The success of these experiments varied, most likely in relation to the methodology involved. The most successful experiments tended to utilize participants experienced with the use of psychedelics, using
what parapsychologists call “free response” testing procedures. In a free response test, participants describe their mental imagery while they are attempting to obtain information about a hidden picture or a distant location. In “fixed response” experiments, participants attempt to identify specific “targets” such as numbers, letters, or geometric shapes. In retrospect, it is easy to see how the latter projects were unlikely to sensibly test for anything, let alone psi, once the inexperienced participants began succumbing to the more engrossing mystical rapture of their first trip. Nevertheless, some of the studies using psychedelically experienced participants provided promising results, albeit with an inadequate degree of rigor by today’s scientific standards.
Currently, there is very little psychedelic parapsychology research being conducted, largely due to the doubly taboo nature of this line of scientific inquiry. The only study we are aware of is an ongoing experimental field research project being sponsored by the Beckley Foundation into the use of ayahuasca to predict future events, an investigation being conducted by the first author of this article.
While research in the field of what might be called para-psychopharmacology is still very much nascent, it may become important in helping science to discover the underlying neurochemical processes involved in mediating psi and other exceptional human experiences. Any discoveries about the neurochemistry of these experiences will be of value whether or not the psychic experience being studied turns out to be a psychic event. Moreover, there is a wealth of information to be learned from the indigenous shamans who have been using psychedelics for millennia and who are well practiced in navigating the altered states they produce.
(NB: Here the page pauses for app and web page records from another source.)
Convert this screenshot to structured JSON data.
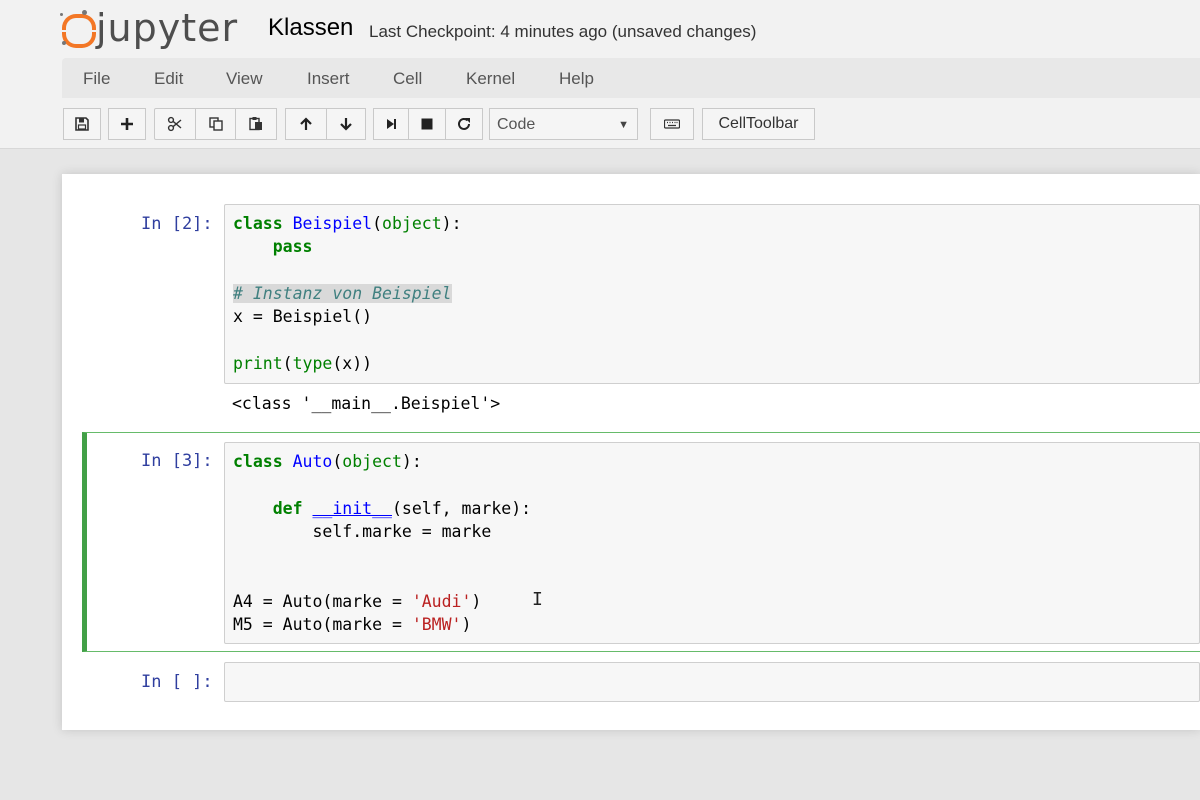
{
  "header": {
    "logo_text": "jupyter",
    "notebook_name": "Klassen",
    "checkpoint": "Last Checkpoint: 4 minutes ago (unsaved changes)"
  },
  "menubar": {
    "items": [
      "File",
      "Edit",
      "View",
      "Insert",
      "Cell",
      "Kernel",
      "Help"
    ]
  },
  "toolbar": {
    "icons": [
      "save-icon",
      "plus-icon",
      "scissors-icon",
      "copy-icon",
      "paste-icon",
      "arrow-up-icon",
      "arrow-down-icon",
      "step-forward-icon",
      "stop-icon",
      "restart-icon",
      "keyboard-icon"
    ],
    "cell_type": "Code",
    "celltoolbar_label": "CellToolbar"
  },
  "cells": [
    {
      "prompt": "In [2]:",
      "lines": [
        "class Beispiel(object):",
        "    pass",
        "",
        "# Instanz von Beispiel",
        "x = Beispiel()",
        "",
        "print(type(x))"
      ],
      "output": "<class '__main__.Beispiel'>"
    },
    {
      "prompt": "In [3]:",
      "lines": [
        "class Auto(object):",
        "",
        "    def __init__(self, marke):",
        "        self.marke = marke",
        "",
        "",
        "A4 = Auto(marke = 'Audi')",
        "M5 = Auto(marke = 'BMW')"
      ],
      "selected": true
    },
    {
      "prompt": "In [ ]:",
      "lines": []
    }
  ],
  "colors": {
    "logo_orange": "#f37726",
    "prompt_blue": "#303f9f",
    "keyword_green": "#008000",
    "class_name_blue": "#0000ff",
    "string_red": "#ba2121",
    "comment_teal": "#408080",
    "selected_cell_green": "#42a047"
  }
}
The complexity of psychic experiences calls for a taxonomic approach so that scientists can determine which substances, under which environmental conditions, and for which people, best activate a particular sort of experience; that is, what experiences arise out of a combination of substance, setting, and set? Furthermore, such research can help map out the ontological terrain of the psychedelic experience; if experimental research can establish which experiences are also events, the data will have something valuable to contribute regarding the wealth of other extraordinary experiences induced by these substances. What we might call “psi-chedelic science” could well play an important role in describing, explaining, and understanding both psychic experiences and psychic events.